I’ve had severe pain since I was a teenager. I go weeks with half my body feeling as if it has a sunburn just under the skin. I sometimes look down at my hands, half expecting to see the claws of a vulture because the pain running along the bone is so intense it forces my fingers to curl in. Do you know that feeling in your feet from dancing in four-inch heels? That’s the pain I have after cooking dinner. When my hip flares it feels like somebody is slicing the muscle from my bone with a burning hot knife. That’s just some of the pain that ravishes my body.
When I asked my doctor, over the telephone, if I could get a nerve block, she hesitated. I told her what the pain felt like, as vividly as I could describe it. She responded that “it’s just not worth the risk.” Over the phone, she couldn’t touch me and feel my body flinch away.
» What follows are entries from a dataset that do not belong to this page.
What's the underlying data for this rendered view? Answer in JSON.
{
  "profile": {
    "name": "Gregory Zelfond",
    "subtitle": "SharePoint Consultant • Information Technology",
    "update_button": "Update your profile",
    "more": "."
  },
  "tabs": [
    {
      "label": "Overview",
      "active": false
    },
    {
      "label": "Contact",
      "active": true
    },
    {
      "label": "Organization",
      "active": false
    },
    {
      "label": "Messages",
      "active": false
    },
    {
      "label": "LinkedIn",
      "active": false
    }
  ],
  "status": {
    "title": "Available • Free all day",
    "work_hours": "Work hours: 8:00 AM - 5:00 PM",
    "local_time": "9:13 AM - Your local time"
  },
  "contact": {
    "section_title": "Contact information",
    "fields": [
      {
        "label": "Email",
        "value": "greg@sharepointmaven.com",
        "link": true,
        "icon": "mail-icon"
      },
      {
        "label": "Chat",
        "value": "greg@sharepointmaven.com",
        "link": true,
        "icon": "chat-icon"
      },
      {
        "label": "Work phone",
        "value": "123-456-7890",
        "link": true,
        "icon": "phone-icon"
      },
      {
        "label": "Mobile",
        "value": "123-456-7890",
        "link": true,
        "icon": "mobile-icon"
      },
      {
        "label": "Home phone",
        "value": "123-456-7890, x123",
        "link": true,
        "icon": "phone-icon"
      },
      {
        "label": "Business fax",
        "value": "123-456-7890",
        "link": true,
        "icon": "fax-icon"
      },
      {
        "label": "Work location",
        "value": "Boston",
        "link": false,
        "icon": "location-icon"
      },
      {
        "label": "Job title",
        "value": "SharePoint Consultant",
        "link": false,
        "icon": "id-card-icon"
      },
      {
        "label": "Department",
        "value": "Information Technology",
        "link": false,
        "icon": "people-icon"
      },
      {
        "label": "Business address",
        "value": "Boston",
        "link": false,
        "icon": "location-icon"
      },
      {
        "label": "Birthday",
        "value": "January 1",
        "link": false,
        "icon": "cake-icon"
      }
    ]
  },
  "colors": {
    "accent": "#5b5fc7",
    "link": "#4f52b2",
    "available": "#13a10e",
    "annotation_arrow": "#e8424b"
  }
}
She couldn’t see the tears forming in my eyes.
We are about seven months into the pandemic, and health providers are gradually reopening in-person medical services. My neurologist has started minimal in-person visits, although most visits remain virtual. My physical therapy provider has opened in-person visits. The rheumatologist is seeing new patients, and I will be going to the Mayo Clinic for treatment in a couple of months. But what happens if the numbers of COVID-19 infections rise significantly? Does medical care for chronic conditions get shut down again?
None of us have ever experienced a health event such as COVID-19. Our health care providers and policy makers are struggling to protect us while providing people with urgent medical care. But who decides what care is urgent? Different providers and different states are making different decisions about what care is provided, often leaving people with chronic illness and chronic pain behind. Chronic diseases, such as heart disease and diabetes, are among the leading causes of death in the US, and access to regular health care is necessary to manage these conditions and prevent acute medical events, such as emergency department visits for uncontrolled diabetes. Additionally, chronic pain changes the brain, and those with untreated chronic pain are more likely to have depression and suicidal ideations. The Centers for Disease Control and Prevention estimates that 8 percent of the population has “high-impact” chronic pain; I am part of this population. The pandemic effectively cut off people such as me from their medical care.
Something has to change. While all in-person medical care for chronic illness cannot continue during a pandemic, there is a level of urgent care that is essential to people living with chronic illness and chronic pain, and it must be treated as such. CMS and the states need to work with providers to safely keep open more outpatient services and elective surgeries. One necessary step is an increase in PPE to a vast array of medical providers so they can safely provide care. Another is a broadening of the definition of essential care to provide care essential to those with chronic conditions. When we do have a second bump of COVID-19 infections, there needs to be a plan to allow us access to health care. We can’t be locked out again.